RBD Double Mutations of SARS-CoV-2 Strains Increase Transmissibility through Enhanced Interaction between RBD and ACE2 Receptor.Viruses. 2021 12 21; 14(1)V
The COVID-19 pandemic, caused by SARS-CoV-2, has led to catastrophic damage for global human health. The initial step of SARS-CoV-2 infection is the binding of the receptor-binding domain (RBD) in its spike protein to the ACE2 receptor in the host cell membrane. Constant evolution of SARS-CoV-2 generates new mutations across its genome including the coding region for the RBD in the spike protein. In addition to the well-known single mutation in the RBD, the recent new mutation strains with an RBD "double mutation" are causing new outbreaks globally, as represented by the delta strain containing RBD L452R/T478K. Although it is considered that the increased transmissibility of double-mutated strains could be attributed to the altered interaction between the RBD and ACE2 receptor, the molecular details remain to be elucidated.
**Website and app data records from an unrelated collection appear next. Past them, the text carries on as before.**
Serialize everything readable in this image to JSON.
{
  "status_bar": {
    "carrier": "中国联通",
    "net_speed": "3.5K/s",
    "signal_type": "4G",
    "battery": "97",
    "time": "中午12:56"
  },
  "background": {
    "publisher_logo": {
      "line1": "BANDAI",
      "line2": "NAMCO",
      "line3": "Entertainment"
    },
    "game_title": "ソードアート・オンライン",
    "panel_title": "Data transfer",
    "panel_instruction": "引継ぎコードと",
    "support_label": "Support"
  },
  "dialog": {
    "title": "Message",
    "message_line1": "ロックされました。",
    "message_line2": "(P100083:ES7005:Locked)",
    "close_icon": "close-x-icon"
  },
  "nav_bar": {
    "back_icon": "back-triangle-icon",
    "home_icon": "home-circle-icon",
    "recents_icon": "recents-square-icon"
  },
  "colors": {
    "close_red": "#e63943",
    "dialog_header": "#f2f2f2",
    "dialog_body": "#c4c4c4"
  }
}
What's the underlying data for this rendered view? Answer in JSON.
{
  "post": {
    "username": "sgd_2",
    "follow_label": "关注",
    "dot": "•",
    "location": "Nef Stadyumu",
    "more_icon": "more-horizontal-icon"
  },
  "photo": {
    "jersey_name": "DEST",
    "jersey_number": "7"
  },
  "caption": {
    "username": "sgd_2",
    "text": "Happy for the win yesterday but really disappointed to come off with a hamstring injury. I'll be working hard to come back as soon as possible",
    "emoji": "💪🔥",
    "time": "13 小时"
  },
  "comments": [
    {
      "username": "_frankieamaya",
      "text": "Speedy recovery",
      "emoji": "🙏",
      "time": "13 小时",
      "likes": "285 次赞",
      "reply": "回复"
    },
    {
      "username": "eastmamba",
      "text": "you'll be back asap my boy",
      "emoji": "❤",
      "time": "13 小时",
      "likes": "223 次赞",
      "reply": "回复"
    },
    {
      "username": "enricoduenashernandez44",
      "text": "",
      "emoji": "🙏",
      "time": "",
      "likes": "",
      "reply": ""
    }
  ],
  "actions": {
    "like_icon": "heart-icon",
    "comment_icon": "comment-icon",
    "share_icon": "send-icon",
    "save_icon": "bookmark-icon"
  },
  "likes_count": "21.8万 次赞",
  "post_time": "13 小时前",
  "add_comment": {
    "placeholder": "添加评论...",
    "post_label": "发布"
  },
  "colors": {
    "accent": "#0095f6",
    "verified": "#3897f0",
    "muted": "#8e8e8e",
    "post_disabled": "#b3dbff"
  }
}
Using the methods of molecular dynamics simulation, superimposed structural comparison, free binding energy estimation, and antibody escaping, we investigated the relationship between the ACE2 receptor and the RBD double mutants of L452R/T478K (delta), L452R/E484Q (kappa), and E484K/N501Y (beta, gamma). The results demonstrated that each of the three RBD double mutants altered the RBD structure and enhanced the binding of the mutated RBD to ACE2 receptor. Together with the mutations in other parts of the virus genome, the double mutations increase the transmissibility of SARS-CoV-2 to host cells.